Advancements in controlled atmosphere (CA) storage technology and the advent of postharvest treatments with 1‑methylcyclopropene (1‑MCP) have enabled apples to be stored longer than ever before. Unfortunately keeping apples longer has also allowed for certain storage disorders to become more prevalent. Internal browning is one such problem for many apples.
Radial flesh browning near the stem-end (shoulder) of the apple is usually the first sign of internal browning in ‘Gala’ apples (Figure 1). This can progress towards the calyx end of the fruit, becoming the more common internal browning that can found be when cutting the apple horizontally across the equator. Full internal browning develops more quickly in other apples, such as ‘Ambrosia’ (Figure 2).
High incidence of internal browning is typically found when apples are harvested late, or at advanced maturity stages. Fruit maturity at harvest time is a major factor affecting this disorder and it is something that can be easily corrected. Our research has shown a main effect of harvest time, across several years, with much higher incidence of internal browning in fruit from later harvests (4+ on Cornell starch chart).

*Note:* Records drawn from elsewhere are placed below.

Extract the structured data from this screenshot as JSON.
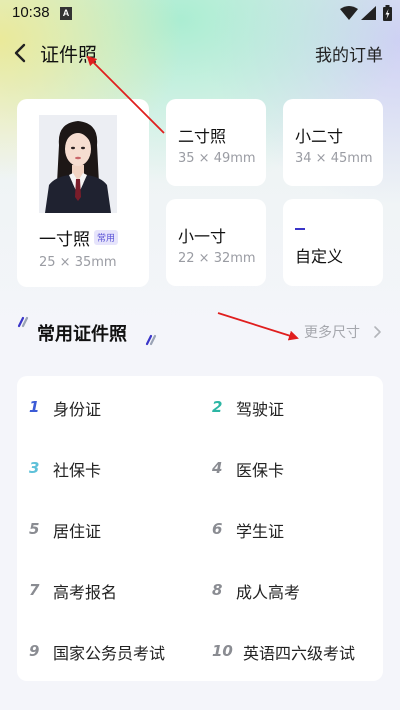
{
  "status": {
    "time": "10:38",
    "notif_letter": "A"
  },
  "header": {
    "title": "证件照",
    "orders_label": "我的订单"
  },
  "sizes": [
    {
      "name": "一寸照",
      "dim": "25 × 35mm",
      "badge": "常用"
    },
    {
      "name": "二寸照",
      "dim": "35 × 49mm"
    },
    {
      "name": "小二寸",
      "dim": "34 × 45mm"
    },
    {
      "name": "小一寸",
      "dim": "22 × 32mm"
    },
    {
      "name": "自定义"
    }
  ],
  "section": {
    "title": "常用证件照",
    "more_label": "更多尺寸"
  },
  "list": [
    {
      "num": "1",
      "label": "身份证"
    },
    {
      "num": "2",
      "label": "驾驶证"
    },
    {
      "num": "3",
      "label": "社保卡"
    },
    {
      "num": "4",
      "label": "医保卡"
    },
    {
      "num": "5",
      "label": "居住证"
    },
    {
      "num": "6",
      "label": "学生证"
    },
    {
      "num": "7",
      "label": "高考报名"
    },
    {
      "num": "8",
      "label": "成人高考"
    },
    {
      "num": "9",
      "label": "国家公务员考试"
    },
    {
      "num": "10",
      "label": "英语四六级考试"
    }
  ],
  "colors": {
    "accent": "#3a35c8",
    "num_1": "#3b5bd6",
    "num_2": "#2cb6a4",
    "num_3": "#5ec1d9",
    "num_other": "#8a8c92",
    "annotation_arrow": "#e01e1e"
  },
  "icons": {
    "back": "chevron-left-icon",
    "more": "chevron-right-icon",
    "wifi": "wifi-icon",
    "signal": "signal-icon",
    "battery": "battery-icon"
  }
}
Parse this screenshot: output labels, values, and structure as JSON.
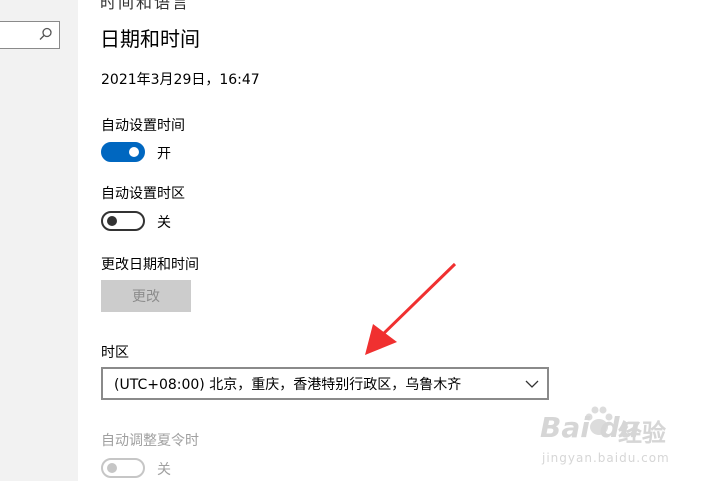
{
  "header": {
    "cut_text": "时间和语言"
  },
  "page": {
    "title": "日期和时间",
    "datetime": "2021年3月29日，16:47"
  },
  "settings": {
    "auto_time": {
      "label": "自动设置时间",
      "state": "开"
    },
    "auto_timezone": {
      "label": "自动设置时区",
      "state": "关"
    },
    "change_datetime": {
      "label": "更改日期和时间",
      "button": "更改"
    },
    "timezone": {
      "label": "时区",
      "value": "(UTC+08:00) 北京，重庆，香港特别行政区，乌鲁木齐"
    },
    "dst": {
      "label": "自动调整夏令时",
      "state": "关"
    }
  },
  "watermark": {
    "brand": "Bai du",
    "exp": "经验",
    "url": "jingyan.baidu.com"
  },
  "colors": {
    "accent": "#0067c0",
    "disabled": "#a0a0a0",
    "button_bg": "#cccccc"
  }
}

For example, ‘Ambrosia’ apples from two orchards were harvested twice, 6 days apart. Apples were cooled overnight to 0.5oC and treated with 1‑MCP (SmartFreshTM) the following day. CA storage was established 4 days after harvest, as 1.7% O2 + 1.2% CO2 at 0.5oC. Apples were evaluated for quality after 8 months of storage, plus during 14 days at room temperature. ‘Ambrosia’ from the first harvest had significantly less internal browning, compared to those from the later harvest (31 vs 63%, respectively). This is very important to note, as harvesting only 6 days later resulted in over double the amount of browning. Similarly, ‘Ambrosia’ apples were stored in ambient air storage at 0.5oC for 4 months and fruit from the first harvest had significantly less browning than those from the later harvest (8 vs 37%, respectively).

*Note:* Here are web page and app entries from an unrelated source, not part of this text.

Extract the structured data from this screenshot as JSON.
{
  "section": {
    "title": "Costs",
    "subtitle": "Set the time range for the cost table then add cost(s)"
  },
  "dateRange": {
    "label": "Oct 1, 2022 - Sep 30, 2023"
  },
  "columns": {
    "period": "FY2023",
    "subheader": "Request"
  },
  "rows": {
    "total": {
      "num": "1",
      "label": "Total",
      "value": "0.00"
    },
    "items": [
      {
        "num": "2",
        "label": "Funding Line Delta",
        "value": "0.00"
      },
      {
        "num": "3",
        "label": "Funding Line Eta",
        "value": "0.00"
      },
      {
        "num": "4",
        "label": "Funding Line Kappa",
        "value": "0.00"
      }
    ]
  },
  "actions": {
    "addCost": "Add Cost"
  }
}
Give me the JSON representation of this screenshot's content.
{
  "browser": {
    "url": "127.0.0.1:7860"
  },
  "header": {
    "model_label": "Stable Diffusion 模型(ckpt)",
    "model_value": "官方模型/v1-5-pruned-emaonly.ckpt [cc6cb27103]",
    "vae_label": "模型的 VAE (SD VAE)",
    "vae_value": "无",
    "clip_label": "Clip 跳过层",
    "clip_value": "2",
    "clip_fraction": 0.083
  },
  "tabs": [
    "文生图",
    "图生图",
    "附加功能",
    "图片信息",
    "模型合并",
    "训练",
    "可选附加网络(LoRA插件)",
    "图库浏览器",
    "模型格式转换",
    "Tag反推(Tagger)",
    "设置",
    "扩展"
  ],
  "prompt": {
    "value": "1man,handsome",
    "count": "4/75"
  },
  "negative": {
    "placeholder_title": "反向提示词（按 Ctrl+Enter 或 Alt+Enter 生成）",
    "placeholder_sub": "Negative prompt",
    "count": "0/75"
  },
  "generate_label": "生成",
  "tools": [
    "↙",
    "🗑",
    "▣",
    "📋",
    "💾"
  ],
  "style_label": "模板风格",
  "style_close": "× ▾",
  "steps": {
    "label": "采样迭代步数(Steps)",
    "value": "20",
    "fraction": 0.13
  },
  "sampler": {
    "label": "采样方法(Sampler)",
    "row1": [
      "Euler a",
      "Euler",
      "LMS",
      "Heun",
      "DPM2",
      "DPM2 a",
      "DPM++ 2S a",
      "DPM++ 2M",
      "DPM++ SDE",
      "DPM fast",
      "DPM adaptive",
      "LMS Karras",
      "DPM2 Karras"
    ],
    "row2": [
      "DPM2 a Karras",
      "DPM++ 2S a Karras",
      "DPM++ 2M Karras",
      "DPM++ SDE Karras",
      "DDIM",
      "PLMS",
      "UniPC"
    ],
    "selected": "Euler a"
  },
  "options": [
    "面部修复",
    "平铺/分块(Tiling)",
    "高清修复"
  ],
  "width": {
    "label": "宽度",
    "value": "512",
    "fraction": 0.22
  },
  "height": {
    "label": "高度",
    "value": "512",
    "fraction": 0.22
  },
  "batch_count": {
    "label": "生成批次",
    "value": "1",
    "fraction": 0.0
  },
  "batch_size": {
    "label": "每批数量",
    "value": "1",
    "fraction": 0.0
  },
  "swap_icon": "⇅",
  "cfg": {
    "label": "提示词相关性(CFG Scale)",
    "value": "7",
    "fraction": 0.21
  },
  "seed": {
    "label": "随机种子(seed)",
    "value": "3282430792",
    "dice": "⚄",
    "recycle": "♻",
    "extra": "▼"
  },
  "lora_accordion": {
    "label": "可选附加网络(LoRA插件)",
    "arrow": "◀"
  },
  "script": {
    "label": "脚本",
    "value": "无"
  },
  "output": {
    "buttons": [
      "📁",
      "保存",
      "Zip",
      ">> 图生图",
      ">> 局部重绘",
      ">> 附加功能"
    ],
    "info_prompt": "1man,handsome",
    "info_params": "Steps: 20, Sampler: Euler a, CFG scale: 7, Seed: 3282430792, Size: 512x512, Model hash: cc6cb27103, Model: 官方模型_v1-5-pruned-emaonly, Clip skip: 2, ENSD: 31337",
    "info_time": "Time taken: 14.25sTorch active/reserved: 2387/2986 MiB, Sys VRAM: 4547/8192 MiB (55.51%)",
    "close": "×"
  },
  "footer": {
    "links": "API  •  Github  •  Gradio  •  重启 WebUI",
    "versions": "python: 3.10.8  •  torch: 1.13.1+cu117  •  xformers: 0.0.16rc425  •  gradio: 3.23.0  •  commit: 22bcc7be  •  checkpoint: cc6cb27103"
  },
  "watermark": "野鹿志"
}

Preharvest 1-MCP (HarvistaTM orchard spray) can be very effective at reducing internal browning, as it delays advanced maturity (ripening) at harvest time. Rate and timing of application are critical for its efficacy. In contrast, postharvest 1-MCP treatment does not have consistent effects on internal browning and has been shown to decrease, increase, or have no effect on browning.
Ultra-low oxygen storage or dynamic CA with less than 1% oxygen reduces the development of internal browning. ‘Gala’ held in oxygen as low as 0.4% using SafePod technology to monitor fruit respiration (Storage Control Systems Inc., Michigan) had zero internal or stem-end browning, compared to 17% incidence of browning in 2.5% O2 + 2% CO2 and 6% incidence in 1.5% O2 + 1.1% CO2. Similarly, ‘Ambrosia’ held in oxygen as low as 0.7% using SafePod technology had <1% internal browning, compared to 20% incidence in 2.5% O2 + 2% CO2 and 8% incidence in 1.7% O2 + 1.2% CO2.
Incidence of internal browning increases with longer storage durations. For example, ‘Gala’ stored in air at 0.5oC had no internal browning after 2 months, 12% after 4 months, and 18% after 6 months. Similarly, ‘Gala’ held in CA of 2.5% O2 + 2.0% CO2 at ~1oC had little internal browning through 5 months of storage, but then the disorder increased significantly with storage time thereafter (up to 59% after 9 months). Furthermore, internal browning increased with subsequent holding at room temperature.
Slow cooling tends to reduce the development of internal browning. Rapid cooling to 3oC within 24 hours after harvest resulted in more internal browning in ‘Gala’ apples, compared to slow cooling over 7 days (DeEll, The Grower, May 2017). ‘Gala’ cooled rapidly and stored in CA for 8 months at 1oC had up to 59% browning incidence, compared to zero to 11% in fruit cooled slowly. In another study, ‘Ambrosia’ apples were held at 10oC for 1 week after harvest or cooled immediately to 0.5oC. After 7 months of CA storage, internal browning was significantly less in apples held at 10oC initially, with 1.5% incidence compared to 12.6% in those cooled immediately to 0.5oC. There were no significant differences in fruit firmness.
Overall, it is important to remember that there are many factors that influence the development of internal browning in apples. These can range from orchard management, fruit maturity at harvest time, postharvest treatments, to storage conditions and duration.
Thanks to the Ontario Apple Growers, Norfolk Fruit Growers’ Association, Apple Marketers’ Association of Ontario, AgroFresh Inc., Pommes Philip Cassidy Inc., GRB Ag. Technologies Inc., and Storage Control Systems Inc., for their continuous support; as well as Sky Lesage and Younes Mostofi for their technical assistance.
OMAFRA Fresh Market Quality Specialist